Last updated: October 2015

A key achievement has been the development and adoption of a multi-stakeholder and multi-sectoral common results, resources, and accountability Framework (CRRAF) to measure progress of the implementation of the NMNAP. Challenges remain in ensuring stakeholders align their monitoring frameworks with the CRRAF and report annually at the joint multi-sectoral reviews. During this process, the SUN checklist for quality national nutrition plans was used and the NMNAP meets all criteria. In 2017, malnutrition has been included in the health information system weekly reports.

Last updated: November 2017

2016
The 2011/12 – 2015/16 National Nutrition Strategy has been used to develop strategic objectives that can be seen to contain certain aspects of a Common Results Framework. Its revised version, the National Multi-Sectoral Nutrition Action Plan (NMNAP) for 2016/17-2020/21 is being developed, with a Common Results, Resources and Accountability Framework.

Last updated: December 2016

2015
The NNS Implementation Plan acts as a Common Results Framework for Tanzania and helps to define the roles of each stakeholder in the country. Tanzania is also currently developing a multi-sectoral action plan for the revised TFNP and NNS.

United Nations (UN) agencies and development partners have aligned their plans and programme implementation with the NNS Implementation Plan. The Annual Joint Multi-sectoral Nutrition Review allows all stakeholders to track, review and report the implementation of nutrition interventions in the country and provides data which helps to plan for the forthcoming year.

Nutrition Scorecard tools are currently being developed by the Government to collect data and monitor accountability. Part of the monitoring and evaluation system that is currently being developed by the Government to collect data and monitor accountability.

Last updated: October 2015

Although progress has been made in tracking nutrition allocations and expenditures in 2016-2017, the mechanisms need strengthening. The overall area of public financing and managing nutrition results in Tanzania is weak, and thus requires capacity development and systems strengthening. There is also a need to develop the capacity and systems for social audits and accountability. Furthermore, a second public expendi-ture review will take place in 2017, and a resource mobilisation working group has been established to develop and monitor the NMNAP Strategy (2016-2021).

Last updated: November 2017
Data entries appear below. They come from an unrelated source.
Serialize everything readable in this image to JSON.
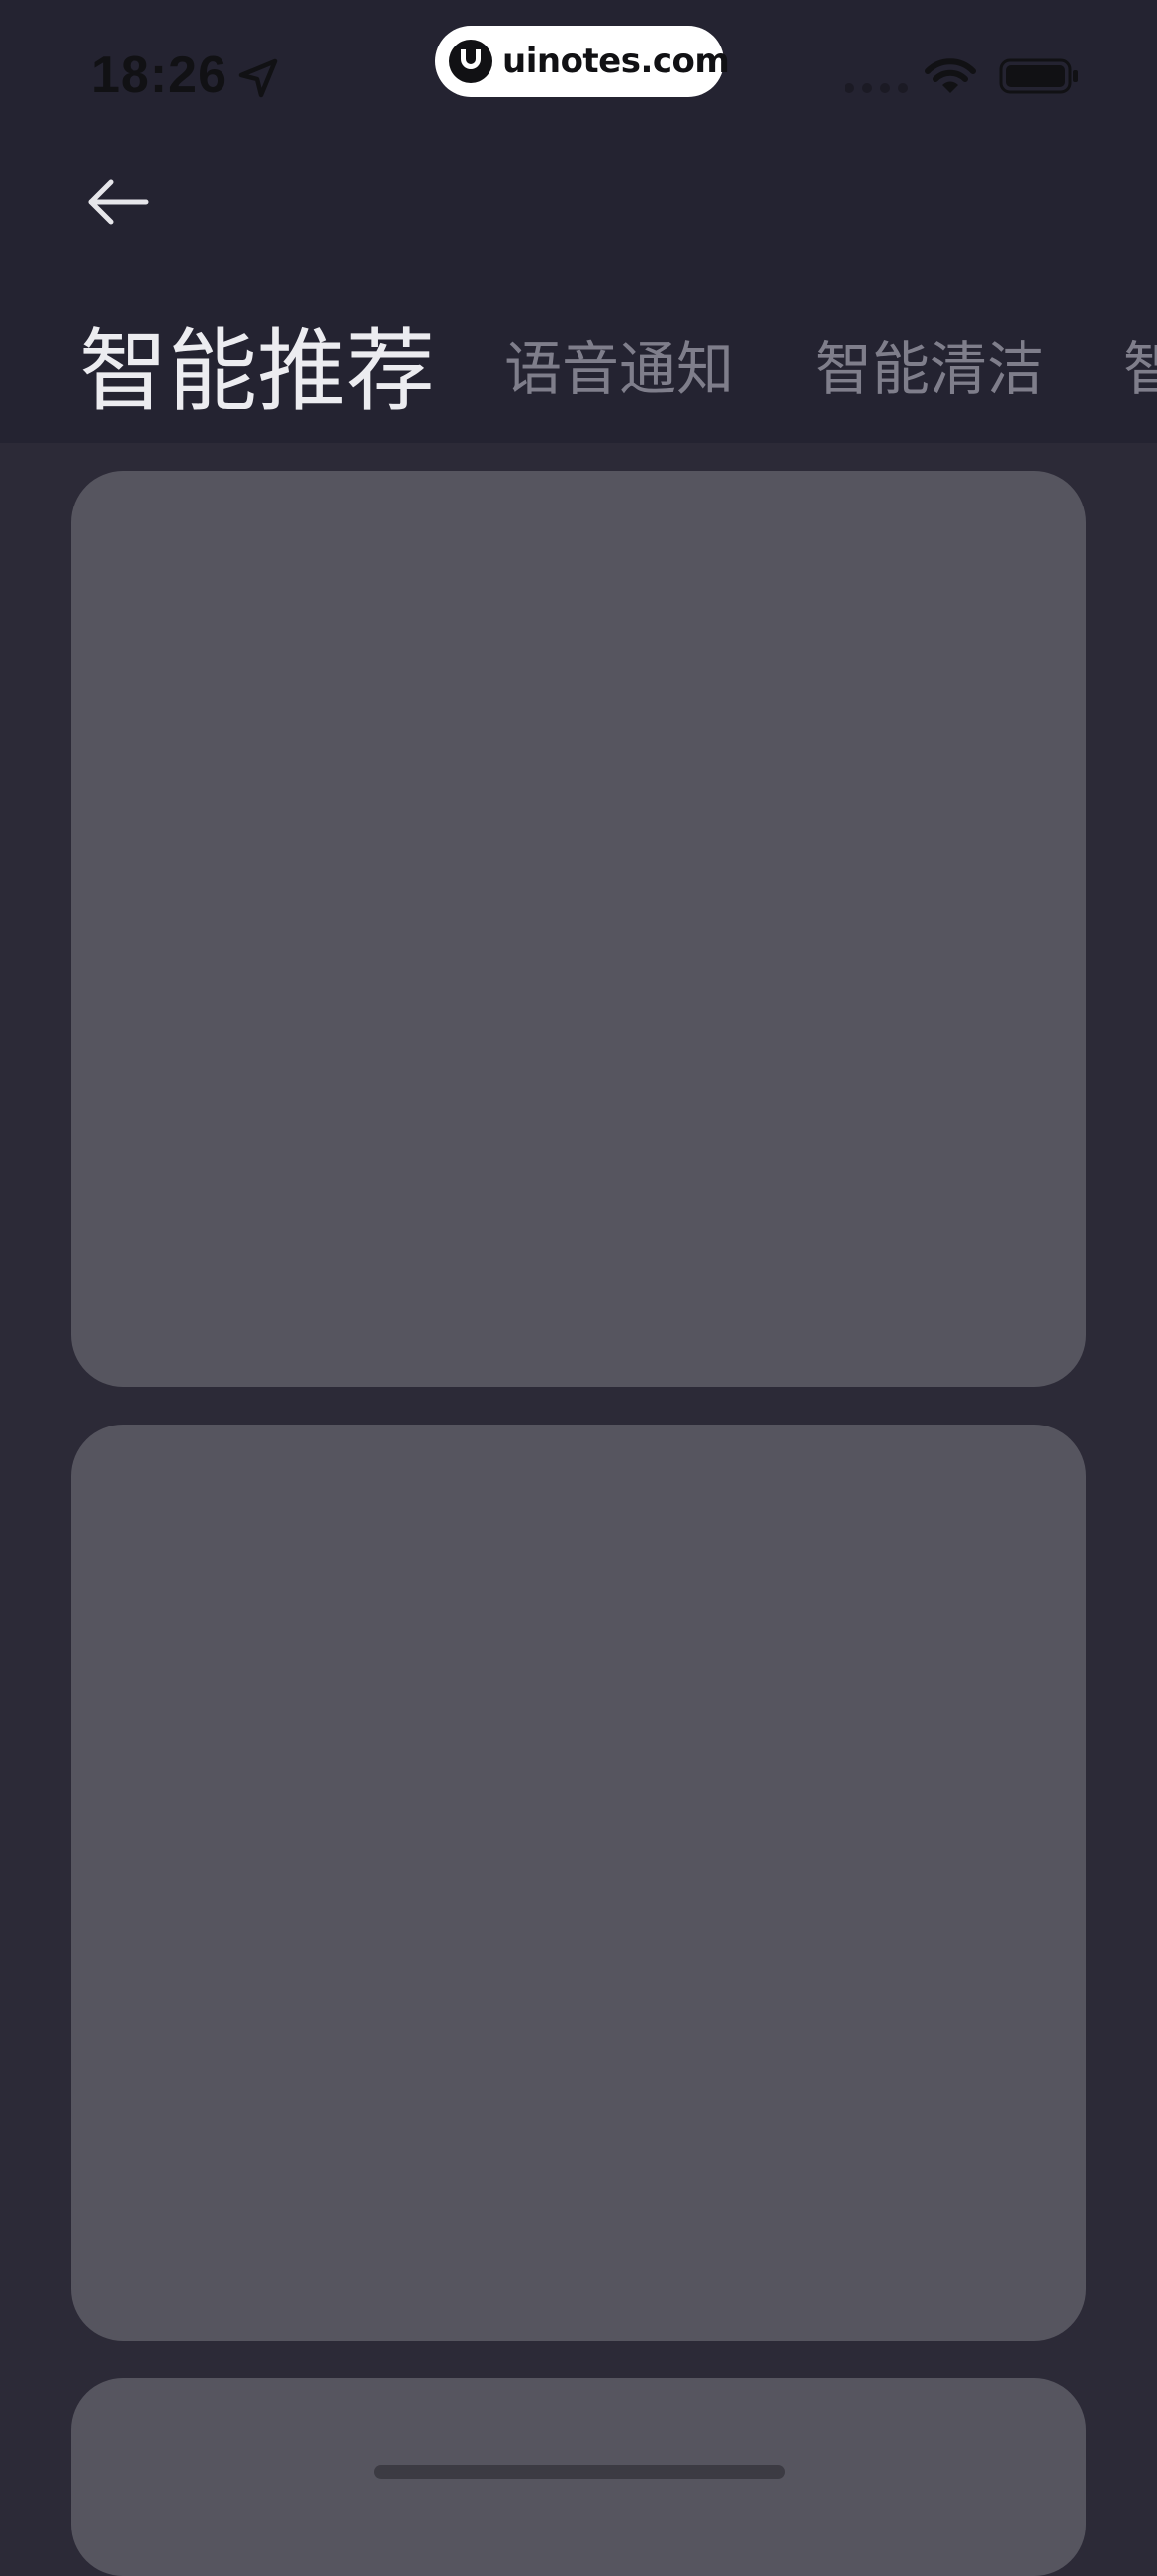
{
  "status_bar": {
    "time": "18:26",
    "location_icon": "location-arrow-icon",
    "signal_icon": "cellular-signal-icon",
    "wifi_icon": "wifi-icon",
    "battery_icon": "battery-icon"
  },
  "watermark": {
    "text": "uinotes.com",
    "logo_icon": "uinotes-logo-icon"
  },
  "nav": {
    "back_icon": "arrow-left-icon"
  },
  "tabs": [
    {
      "label": "智能推荐",
      "active": true
    },
    {
      "label": "语音通知",
      "active": false
    },
    {
      "label": "智能清洁",
      "active": false
    },
    {
      "label": "智",
      "active": false
    }
  ],
  "cards": [
    {
      "state": "placeholder"
    },
    {
      "state": "placeholder"
    },
    {
      "state": "placeholder"
    }
  ],
  "colors": {
    "header_background": "#242331",
    "page_background": "#2c2a37",
    "card_background": "#56555f",
    "active_tab": "#ececf0",
    "inactive_tab": "#7f7e8b"
  }
}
2016
Financing for nutrition is captured in the public expenditure reviews of the nutrition sector, every two to four years, in addition to the annual joint multi-sectoral nutrition review. To enhance nutrition financing tracking and resource mobilisation, the Multi-Sectoral Platform intends to: develop a resource mobilisation strategy to support the costed National Multi-Sectoral Nutrition Action Plan, targeting resources from the Government, donors and the private sector; to advocate for more private sector resources; and to improve financial tracking through the Action Plan’s Common Results and Accountability Framework.

Last updated: December 2016

2015
Budget allocation for nutrition by the Government and other development partners has increased with contributions from the Department for International Development and the Children’s Investment Fund Foundation. According to the recent Nutrition Public Expenditure Review (PER) (2014), spending for nutrition has almost doubled from 18 billion TZS in 2010/11 to 33 billion TZS in 2012/13. Despite the increase in funding for nutrition, the allocation of funds still remains low with only 20% of the NNS Implementation Plan being funded.

Nutrition has been mainstreamed in the National Budget Guideline and is used by Local Government Authorities during planning sessions to prevent ambiguities in budgeting for nutrition.

Last updated: October 2015

SUN Government Focal Point

Obey Assery-Nkya
Appointed Secretary of High Level Steering Committee in the Office of the Prime Minister

Donor Convenor

  • USAID
  • IrishAid